**Excerpts from a dataset**
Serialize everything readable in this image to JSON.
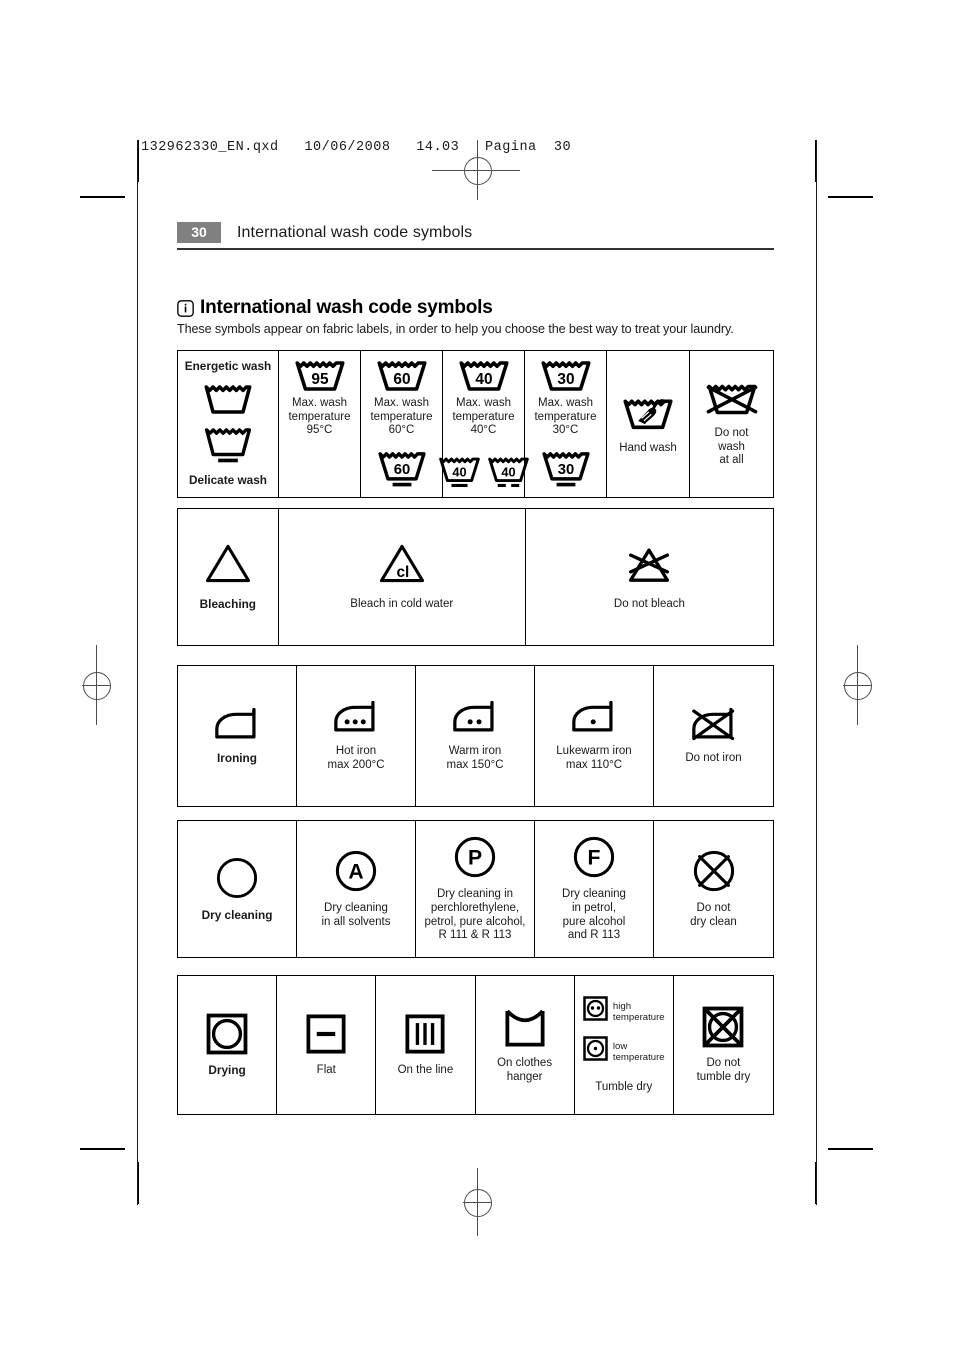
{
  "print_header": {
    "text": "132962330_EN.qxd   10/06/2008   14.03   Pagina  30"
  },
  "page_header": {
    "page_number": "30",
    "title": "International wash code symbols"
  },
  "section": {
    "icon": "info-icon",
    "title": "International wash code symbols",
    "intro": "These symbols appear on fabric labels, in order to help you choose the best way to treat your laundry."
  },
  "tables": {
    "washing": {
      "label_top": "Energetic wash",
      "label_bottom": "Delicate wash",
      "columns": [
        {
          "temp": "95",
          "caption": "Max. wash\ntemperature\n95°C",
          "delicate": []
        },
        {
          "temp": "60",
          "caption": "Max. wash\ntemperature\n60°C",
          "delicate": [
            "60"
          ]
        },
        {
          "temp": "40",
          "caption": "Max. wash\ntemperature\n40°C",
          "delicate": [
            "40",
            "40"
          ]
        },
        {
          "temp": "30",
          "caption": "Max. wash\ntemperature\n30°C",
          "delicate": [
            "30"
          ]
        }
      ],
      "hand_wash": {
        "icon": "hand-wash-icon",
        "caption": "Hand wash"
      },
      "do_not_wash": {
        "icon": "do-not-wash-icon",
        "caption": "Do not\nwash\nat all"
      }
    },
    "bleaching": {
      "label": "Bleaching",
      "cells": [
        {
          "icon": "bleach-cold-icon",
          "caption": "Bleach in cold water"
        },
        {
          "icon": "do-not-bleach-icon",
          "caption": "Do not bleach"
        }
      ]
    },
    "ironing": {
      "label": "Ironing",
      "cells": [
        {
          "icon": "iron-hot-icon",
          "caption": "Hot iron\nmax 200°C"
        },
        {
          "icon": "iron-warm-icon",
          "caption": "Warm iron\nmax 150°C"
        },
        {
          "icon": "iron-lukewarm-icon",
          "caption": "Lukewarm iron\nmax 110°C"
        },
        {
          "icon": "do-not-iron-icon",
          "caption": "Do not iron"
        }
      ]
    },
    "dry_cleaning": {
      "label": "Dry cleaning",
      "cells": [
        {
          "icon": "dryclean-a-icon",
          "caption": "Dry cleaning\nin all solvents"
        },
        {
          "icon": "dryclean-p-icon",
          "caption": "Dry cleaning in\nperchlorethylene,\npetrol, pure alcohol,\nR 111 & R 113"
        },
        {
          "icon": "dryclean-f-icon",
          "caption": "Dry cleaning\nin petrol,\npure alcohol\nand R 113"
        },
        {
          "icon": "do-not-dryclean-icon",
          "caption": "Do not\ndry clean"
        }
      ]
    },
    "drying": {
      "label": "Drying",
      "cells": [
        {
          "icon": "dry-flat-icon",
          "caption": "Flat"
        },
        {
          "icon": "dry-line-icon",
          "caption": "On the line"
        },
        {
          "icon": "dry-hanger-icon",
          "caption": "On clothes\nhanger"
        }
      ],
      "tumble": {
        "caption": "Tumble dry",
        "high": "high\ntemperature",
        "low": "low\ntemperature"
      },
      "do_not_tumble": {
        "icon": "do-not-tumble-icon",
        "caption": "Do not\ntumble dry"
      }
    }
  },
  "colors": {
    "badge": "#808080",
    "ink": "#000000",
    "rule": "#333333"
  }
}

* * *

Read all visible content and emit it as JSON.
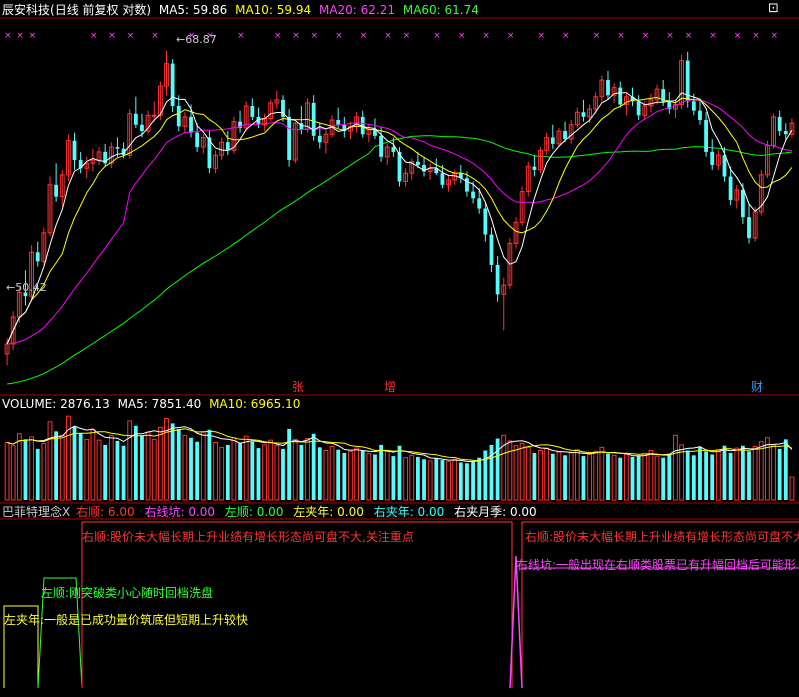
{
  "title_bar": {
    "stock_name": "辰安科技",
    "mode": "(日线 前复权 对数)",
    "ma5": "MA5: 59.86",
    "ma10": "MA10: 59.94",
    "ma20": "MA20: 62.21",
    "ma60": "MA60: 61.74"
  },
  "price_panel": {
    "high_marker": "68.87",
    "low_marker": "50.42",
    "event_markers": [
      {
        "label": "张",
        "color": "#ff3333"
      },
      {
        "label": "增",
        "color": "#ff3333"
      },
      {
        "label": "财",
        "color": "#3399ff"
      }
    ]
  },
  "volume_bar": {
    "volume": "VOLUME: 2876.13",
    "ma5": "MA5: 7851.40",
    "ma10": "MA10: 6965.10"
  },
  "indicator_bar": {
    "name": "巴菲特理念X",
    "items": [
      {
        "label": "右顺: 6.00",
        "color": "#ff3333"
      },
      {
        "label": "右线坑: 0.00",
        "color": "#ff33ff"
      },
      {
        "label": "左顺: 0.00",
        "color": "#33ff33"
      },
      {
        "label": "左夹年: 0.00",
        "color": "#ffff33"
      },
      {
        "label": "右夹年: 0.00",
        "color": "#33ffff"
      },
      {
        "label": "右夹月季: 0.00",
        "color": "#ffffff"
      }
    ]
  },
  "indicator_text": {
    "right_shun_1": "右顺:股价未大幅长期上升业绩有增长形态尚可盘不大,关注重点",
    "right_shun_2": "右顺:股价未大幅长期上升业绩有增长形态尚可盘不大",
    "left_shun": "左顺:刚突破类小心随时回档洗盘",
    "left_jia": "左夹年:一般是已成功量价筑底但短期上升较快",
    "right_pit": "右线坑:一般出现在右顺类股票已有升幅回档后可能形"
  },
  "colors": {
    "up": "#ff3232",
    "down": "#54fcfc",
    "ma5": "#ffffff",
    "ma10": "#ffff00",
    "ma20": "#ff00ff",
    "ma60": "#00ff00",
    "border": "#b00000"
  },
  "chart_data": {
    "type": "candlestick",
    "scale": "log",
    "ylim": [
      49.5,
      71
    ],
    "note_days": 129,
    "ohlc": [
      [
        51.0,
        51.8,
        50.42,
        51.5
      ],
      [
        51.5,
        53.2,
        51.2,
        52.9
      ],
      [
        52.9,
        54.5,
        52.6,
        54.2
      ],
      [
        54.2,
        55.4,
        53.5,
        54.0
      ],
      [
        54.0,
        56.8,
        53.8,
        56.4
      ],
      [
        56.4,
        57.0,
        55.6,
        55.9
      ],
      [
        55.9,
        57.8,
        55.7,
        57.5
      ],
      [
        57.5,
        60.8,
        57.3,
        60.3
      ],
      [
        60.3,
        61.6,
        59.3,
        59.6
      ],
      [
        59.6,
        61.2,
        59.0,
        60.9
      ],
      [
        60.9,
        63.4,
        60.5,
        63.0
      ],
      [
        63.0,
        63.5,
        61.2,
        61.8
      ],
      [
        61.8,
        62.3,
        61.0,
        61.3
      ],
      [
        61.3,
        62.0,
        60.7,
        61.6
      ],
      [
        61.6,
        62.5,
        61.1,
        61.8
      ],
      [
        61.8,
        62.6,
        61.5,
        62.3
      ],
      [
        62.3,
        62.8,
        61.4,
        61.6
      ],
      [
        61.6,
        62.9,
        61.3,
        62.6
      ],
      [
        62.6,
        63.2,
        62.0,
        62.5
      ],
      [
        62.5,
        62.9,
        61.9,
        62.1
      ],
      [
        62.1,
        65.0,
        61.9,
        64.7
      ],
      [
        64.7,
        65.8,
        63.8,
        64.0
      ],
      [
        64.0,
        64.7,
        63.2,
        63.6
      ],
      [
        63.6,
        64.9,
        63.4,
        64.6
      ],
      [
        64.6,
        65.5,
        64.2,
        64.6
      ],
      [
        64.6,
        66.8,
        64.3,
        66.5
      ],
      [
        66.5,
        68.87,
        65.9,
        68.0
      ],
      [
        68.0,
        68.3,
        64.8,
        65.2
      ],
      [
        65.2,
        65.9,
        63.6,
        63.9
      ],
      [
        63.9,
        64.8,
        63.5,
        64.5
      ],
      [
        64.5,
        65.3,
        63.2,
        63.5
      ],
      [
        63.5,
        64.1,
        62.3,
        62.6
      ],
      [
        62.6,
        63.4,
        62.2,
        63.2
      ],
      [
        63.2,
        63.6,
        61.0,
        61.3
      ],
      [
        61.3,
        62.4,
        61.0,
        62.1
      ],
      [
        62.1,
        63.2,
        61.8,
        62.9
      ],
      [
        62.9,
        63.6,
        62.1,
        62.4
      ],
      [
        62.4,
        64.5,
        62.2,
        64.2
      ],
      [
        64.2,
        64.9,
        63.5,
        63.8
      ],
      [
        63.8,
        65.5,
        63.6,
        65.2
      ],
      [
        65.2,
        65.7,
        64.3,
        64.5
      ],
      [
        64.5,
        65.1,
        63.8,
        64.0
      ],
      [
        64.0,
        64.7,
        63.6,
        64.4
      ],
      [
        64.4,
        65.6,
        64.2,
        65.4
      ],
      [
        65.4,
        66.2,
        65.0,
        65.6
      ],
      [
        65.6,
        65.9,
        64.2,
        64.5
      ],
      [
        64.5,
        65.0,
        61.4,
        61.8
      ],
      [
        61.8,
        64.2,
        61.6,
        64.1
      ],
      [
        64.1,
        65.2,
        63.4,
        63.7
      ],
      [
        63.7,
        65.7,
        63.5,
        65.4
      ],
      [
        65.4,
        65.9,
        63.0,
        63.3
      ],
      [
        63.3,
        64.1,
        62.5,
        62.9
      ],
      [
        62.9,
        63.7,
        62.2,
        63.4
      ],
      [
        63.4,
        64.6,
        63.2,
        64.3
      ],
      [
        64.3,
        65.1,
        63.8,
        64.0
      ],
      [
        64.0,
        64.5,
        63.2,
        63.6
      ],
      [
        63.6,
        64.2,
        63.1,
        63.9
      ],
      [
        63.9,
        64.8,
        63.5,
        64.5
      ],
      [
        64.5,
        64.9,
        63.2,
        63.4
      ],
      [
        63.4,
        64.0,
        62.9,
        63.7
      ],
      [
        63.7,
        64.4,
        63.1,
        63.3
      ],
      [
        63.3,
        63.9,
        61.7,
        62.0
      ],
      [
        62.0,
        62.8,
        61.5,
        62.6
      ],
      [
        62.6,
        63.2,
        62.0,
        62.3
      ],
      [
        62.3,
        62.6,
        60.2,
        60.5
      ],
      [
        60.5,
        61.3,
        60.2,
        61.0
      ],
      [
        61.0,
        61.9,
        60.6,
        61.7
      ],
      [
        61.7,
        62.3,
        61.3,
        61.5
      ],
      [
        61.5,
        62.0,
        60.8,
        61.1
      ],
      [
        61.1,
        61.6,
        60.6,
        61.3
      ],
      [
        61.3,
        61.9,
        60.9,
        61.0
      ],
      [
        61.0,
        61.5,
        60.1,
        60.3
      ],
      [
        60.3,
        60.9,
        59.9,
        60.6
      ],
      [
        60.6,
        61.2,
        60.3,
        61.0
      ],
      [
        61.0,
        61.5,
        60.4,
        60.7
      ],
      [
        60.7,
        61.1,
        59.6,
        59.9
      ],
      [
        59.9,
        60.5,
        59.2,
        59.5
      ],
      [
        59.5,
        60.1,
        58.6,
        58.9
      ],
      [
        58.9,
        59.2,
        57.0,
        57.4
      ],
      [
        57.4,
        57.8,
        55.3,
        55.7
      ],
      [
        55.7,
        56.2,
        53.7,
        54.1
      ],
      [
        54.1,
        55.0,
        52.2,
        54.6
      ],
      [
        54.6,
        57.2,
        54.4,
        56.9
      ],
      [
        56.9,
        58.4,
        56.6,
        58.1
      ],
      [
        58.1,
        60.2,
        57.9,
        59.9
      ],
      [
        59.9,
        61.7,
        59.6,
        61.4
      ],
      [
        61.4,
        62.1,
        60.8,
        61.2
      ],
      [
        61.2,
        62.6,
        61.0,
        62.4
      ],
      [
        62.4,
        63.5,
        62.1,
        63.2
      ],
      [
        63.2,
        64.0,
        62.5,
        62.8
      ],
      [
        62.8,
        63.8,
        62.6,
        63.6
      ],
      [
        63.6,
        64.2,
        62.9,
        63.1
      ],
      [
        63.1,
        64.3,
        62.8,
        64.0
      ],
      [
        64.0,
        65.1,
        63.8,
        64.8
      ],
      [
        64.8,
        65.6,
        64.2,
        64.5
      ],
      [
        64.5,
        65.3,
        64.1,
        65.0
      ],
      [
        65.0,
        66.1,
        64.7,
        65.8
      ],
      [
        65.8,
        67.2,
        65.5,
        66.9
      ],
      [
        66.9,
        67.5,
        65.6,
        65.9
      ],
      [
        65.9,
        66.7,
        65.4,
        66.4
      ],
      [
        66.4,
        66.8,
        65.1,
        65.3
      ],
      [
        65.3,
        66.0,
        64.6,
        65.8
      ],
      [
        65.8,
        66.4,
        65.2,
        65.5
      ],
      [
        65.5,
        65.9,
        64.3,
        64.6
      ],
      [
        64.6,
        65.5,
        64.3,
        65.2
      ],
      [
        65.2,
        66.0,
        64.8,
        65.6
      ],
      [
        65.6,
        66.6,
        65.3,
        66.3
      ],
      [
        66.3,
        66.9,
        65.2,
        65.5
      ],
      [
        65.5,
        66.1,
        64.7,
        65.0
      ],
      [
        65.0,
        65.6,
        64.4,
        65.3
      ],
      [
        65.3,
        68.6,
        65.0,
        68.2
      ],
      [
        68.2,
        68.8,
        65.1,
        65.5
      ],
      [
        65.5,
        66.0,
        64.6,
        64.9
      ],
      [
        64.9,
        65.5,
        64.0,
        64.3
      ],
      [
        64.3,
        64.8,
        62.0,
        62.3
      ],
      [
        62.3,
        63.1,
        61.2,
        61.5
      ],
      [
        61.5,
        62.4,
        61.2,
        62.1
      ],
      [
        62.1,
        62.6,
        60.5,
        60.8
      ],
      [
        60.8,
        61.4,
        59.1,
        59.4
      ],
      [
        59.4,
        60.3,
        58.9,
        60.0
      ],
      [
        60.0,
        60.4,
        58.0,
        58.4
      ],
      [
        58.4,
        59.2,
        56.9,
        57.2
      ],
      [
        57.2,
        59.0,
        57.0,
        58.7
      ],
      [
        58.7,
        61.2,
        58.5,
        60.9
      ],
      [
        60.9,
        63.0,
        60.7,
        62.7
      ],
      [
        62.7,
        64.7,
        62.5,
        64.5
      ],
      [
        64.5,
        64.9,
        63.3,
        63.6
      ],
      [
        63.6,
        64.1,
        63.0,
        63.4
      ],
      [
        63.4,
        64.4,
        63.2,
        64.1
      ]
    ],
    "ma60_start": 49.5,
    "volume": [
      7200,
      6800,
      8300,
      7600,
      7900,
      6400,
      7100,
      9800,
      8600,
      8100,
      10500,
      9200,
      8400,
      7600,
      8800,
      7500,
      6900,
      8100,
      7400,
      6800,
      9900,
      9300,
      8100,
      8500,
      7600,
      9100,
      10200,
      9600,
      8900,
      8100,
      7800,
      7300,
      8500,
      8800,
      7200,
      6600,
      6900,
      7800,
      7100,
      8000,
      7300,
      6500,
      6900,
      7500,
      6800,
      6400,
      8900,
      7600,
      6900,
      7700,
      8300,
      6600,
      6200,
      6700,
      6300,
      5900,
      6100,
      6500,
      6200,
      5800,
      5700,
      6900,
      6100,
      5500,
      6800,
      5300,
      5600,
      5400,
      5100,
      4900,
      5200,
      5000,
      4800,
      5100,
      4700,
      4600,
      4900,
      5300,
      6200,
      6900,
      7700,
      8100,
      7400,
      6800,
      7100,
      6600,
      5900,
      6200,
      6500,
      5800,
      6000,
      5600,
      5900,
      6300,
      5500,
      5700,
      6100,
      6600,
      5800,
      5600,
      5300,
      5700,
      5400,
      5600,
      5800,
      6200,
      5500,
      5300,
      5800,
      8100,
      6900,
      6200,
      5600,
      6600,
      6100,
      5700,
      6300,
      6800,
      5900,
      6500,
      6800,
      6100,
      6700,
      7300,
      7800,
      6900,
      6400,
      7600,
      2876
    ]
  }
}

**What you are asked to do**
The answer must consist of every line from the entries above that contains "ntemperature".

**Answer space**
          "caption": "Max. wash\ntemperature\n95°C",
          "caption": "Max. wash\ntemperature\n60°C",
          "caption": "Max. wash\ntemperature\n40°C",
          "caption": "Max. wash\ntemperature\n30°C",
        "high": "high\ntemperature",
        "low": "low\ntemperature"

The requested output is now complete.